New York City Mayor Michael Bloomberg delivers his acceptance speech after being sworn in for a third term on the steps of City Hall on Jan. 1, 2010.
"It's time to stop this craziness of everything and we've just got to move forward here," he said on his weekly radio show. He also urged the Port Authority, who owns the property, to forge ahead with development now, since material and labor costs are low.
"If we don't, you're going to see me out there beating the drums every day," Bloomberg said. "I'm not going to leave this world with that hole in the ground 10 years from now."
Work has already taken place at Ground Zero, with two skyscrapers, a memorial, and a transit hub under construction -- but the building of other planned towers has been stalled due to financial battles between the Port Authority and site developer Larry Silverstein.
Silverstein recently revealed a new financing plan that puts more of his own money into the project and also nixes the construction of Tower 2, the 79-story skyscraper that would have been taller than the Empire State Building.
Bloomberg, though, put much of the blame on the Port Authority, saying they should build now or "just get out of the way."
"They cannot leave a hole in the ground down where this tragedy took place and slow development for all of southern Manhattan," Bloomberg said.

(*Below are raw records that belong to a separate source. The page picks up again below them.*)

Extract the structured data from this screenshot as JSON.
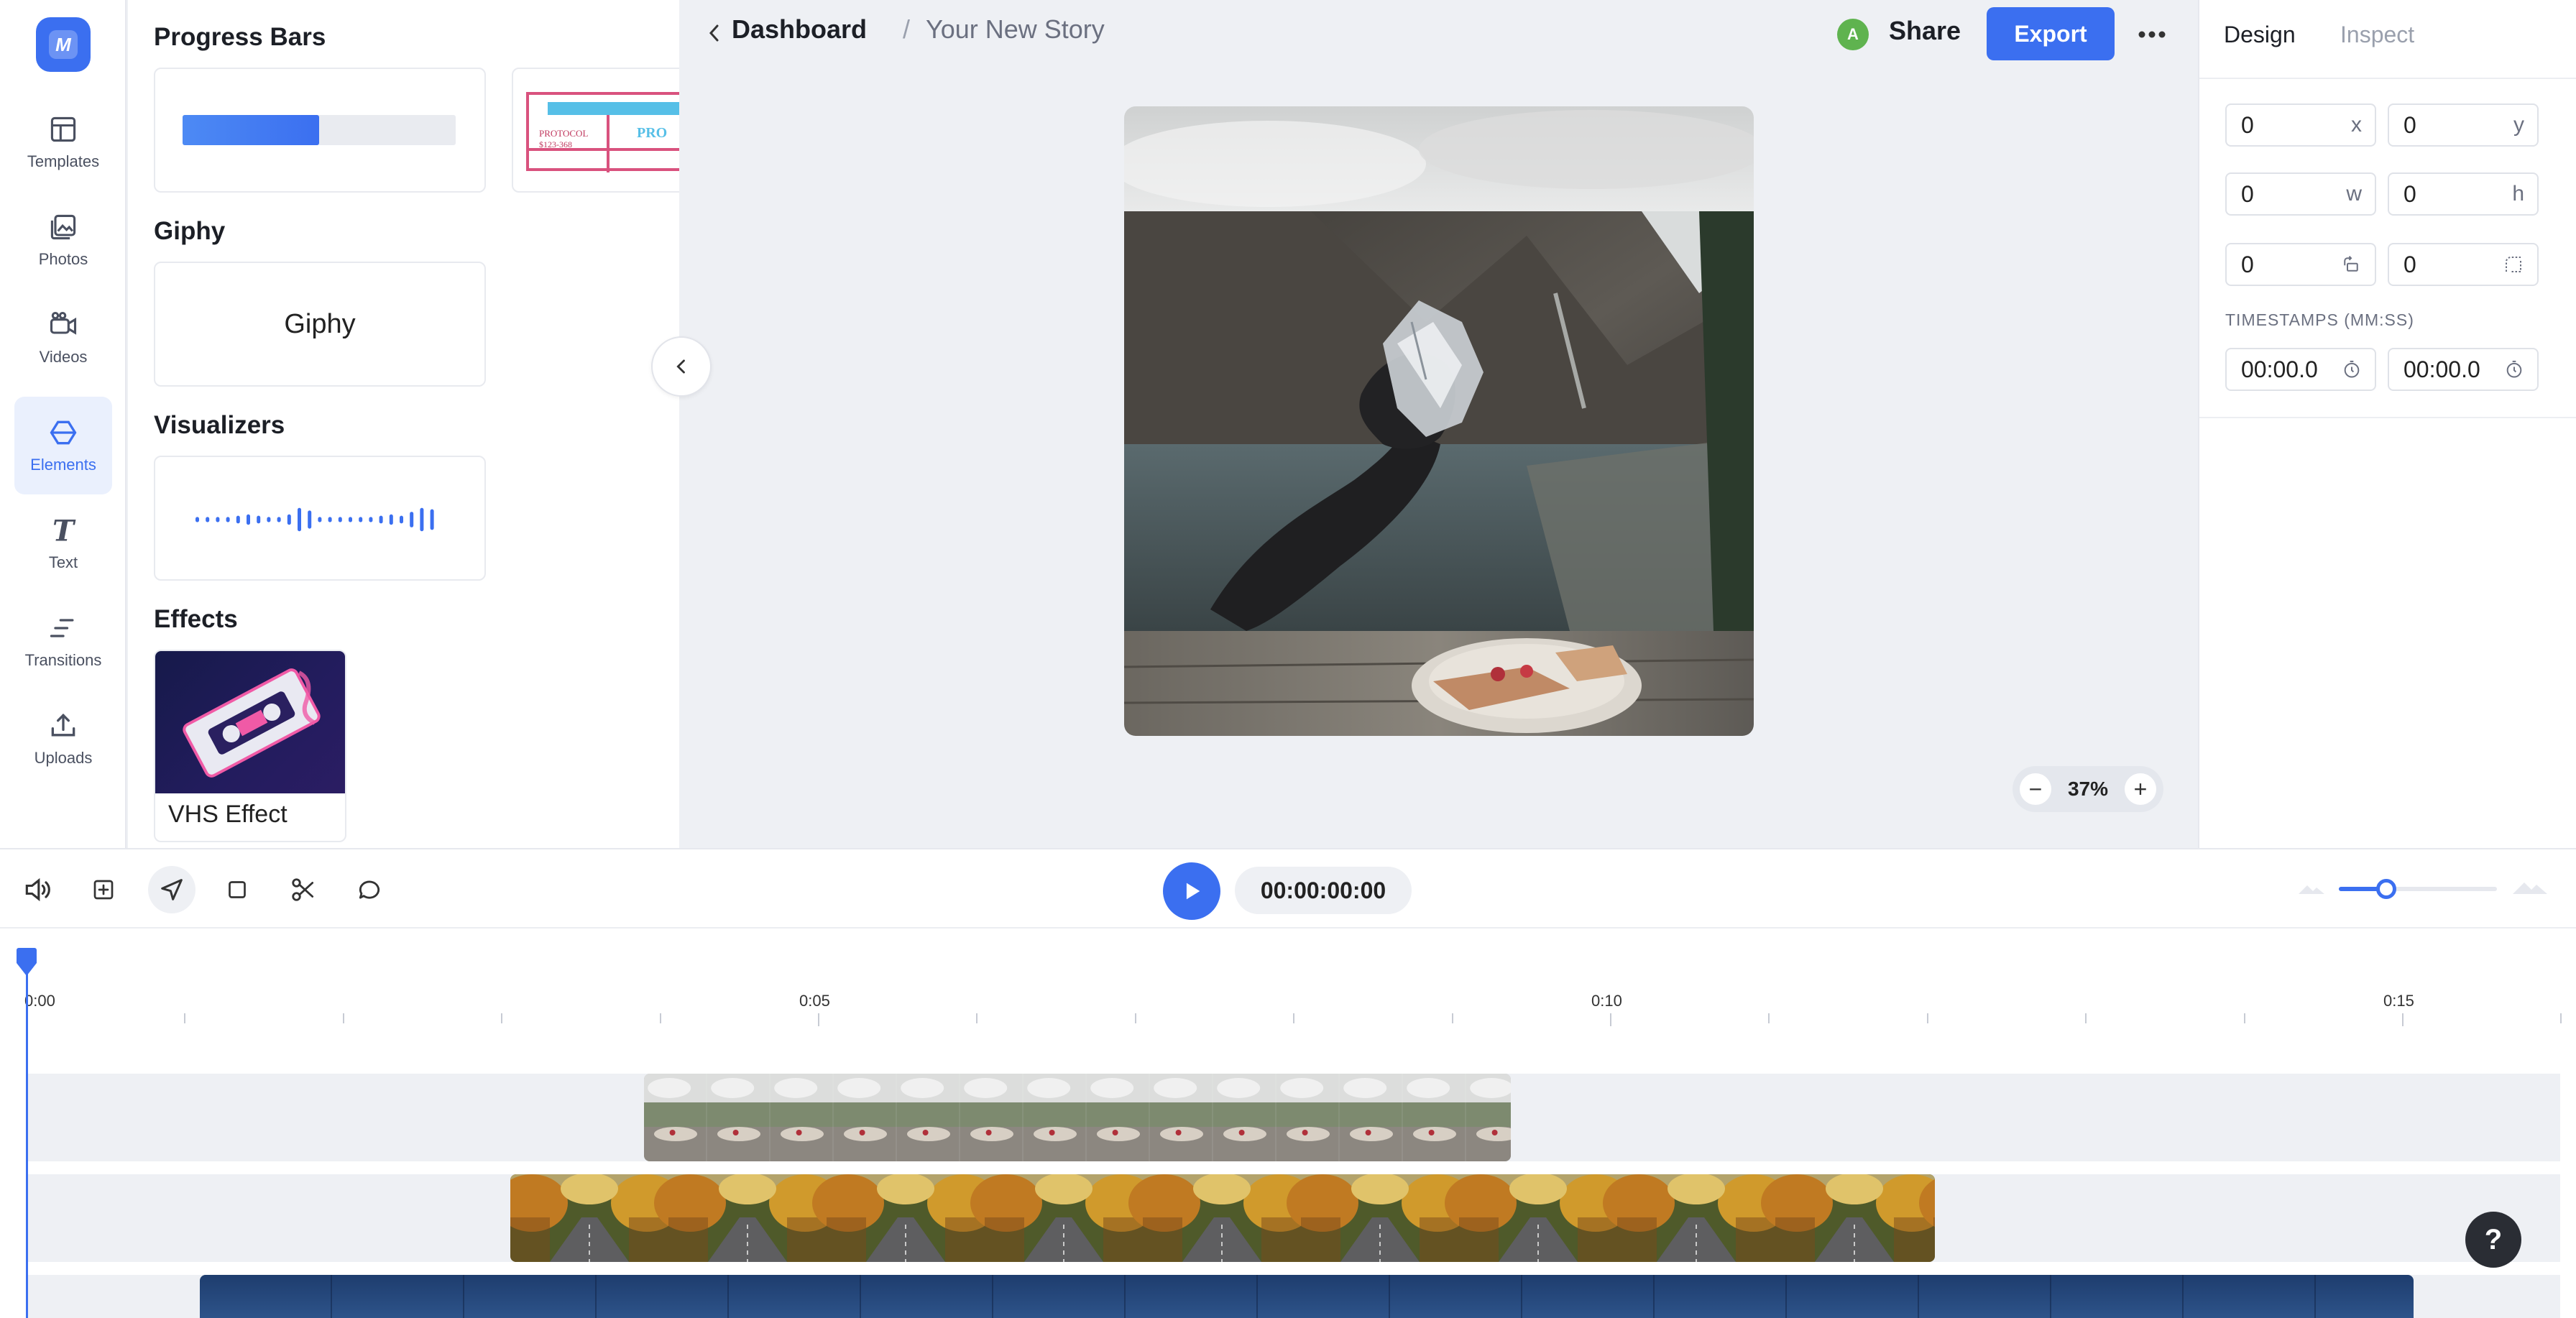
{
  "nav": {
    "items": [
      {
        "label": "Templates",
        "icon": "templates-icon"
      },
      {
        "label": "Photos",
        "icon": "photos-icon"
      },
      {
        "label": "Videos",
        "icon": "videos-icon"
      },
      {
        "label": "Elements",
        "icon": "elements-icon",
        "active": true
      },
      {
        "label": "Text",
        "icon": "text-icon"
      },
      {
        "label": "Transitions",
        "icon": "transitions-icon"
      },
      {
        "label": "Uploads",
        "icon": "uploads-icon"
      }
    ]
  },
  "elements_panel": {
    "progress_bars_title": "Progress Bars",
    "progress_fill": 0.5,
    "protocol_left": "PROTOCOL",
    "protocol_number": "$123-368",
    "protocol_right": "PRO",
    "giphy_title": "Giphy",
    "giphy_card": "Giphy",
    "visualizers_title": "Visualizers",
    "effects_title": "Effects",
    "vhs_label": "VHS Effect"
  },
  "header": {
    "dashboard": "Dashboard",
    "separator": "/",
    "story_title": "Your New Story",
    "avatar_initial": "A",
    "share": "Share",
    "export": "Export"
  },
  "zoom": {
    "value": "37%",
    "minus": "−",
    "plus": "+"
  },
  "inspector": {
    "tab_design": "Design",
    "tab_inspect": "Inspect",
    "x_value": "0",
    "x_label": "x",
    "y_value": "0",
    "y_label": "y",
    "w_value": "0",
    "w_label": "w",
    "h_value": "0",
    "h_label": "h",
    "rotate_value": "0",
    "radius_value": "0",
    "timestamps_label": "TIMESTAMPS (MM:SS)",
    "start_time": "00:00.0",
    "end_time": "00:00.0"
  },
  "timeline": {
    "timecode": "00:00:00:00",
    "ticks": [
      "0:00",
      "0:05",
      "0:10",
      "0:15"
    ],
    "zoom_level": 0.3
  },
  "colors": {
    "accent": "#3b6ff0",
    "avatar": "#5fb34f"
  },
  "help": "?"
}
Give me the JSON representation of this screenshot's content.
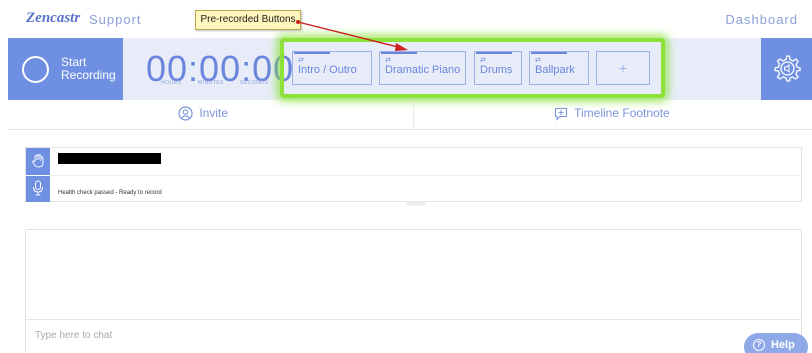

In a statement, Port Authority spokesman Stephen Sigmund said, "we agree with the mayor that the site should move forward... but a public bailout is not the answer." He said the agency would continue to work for "a rational plan."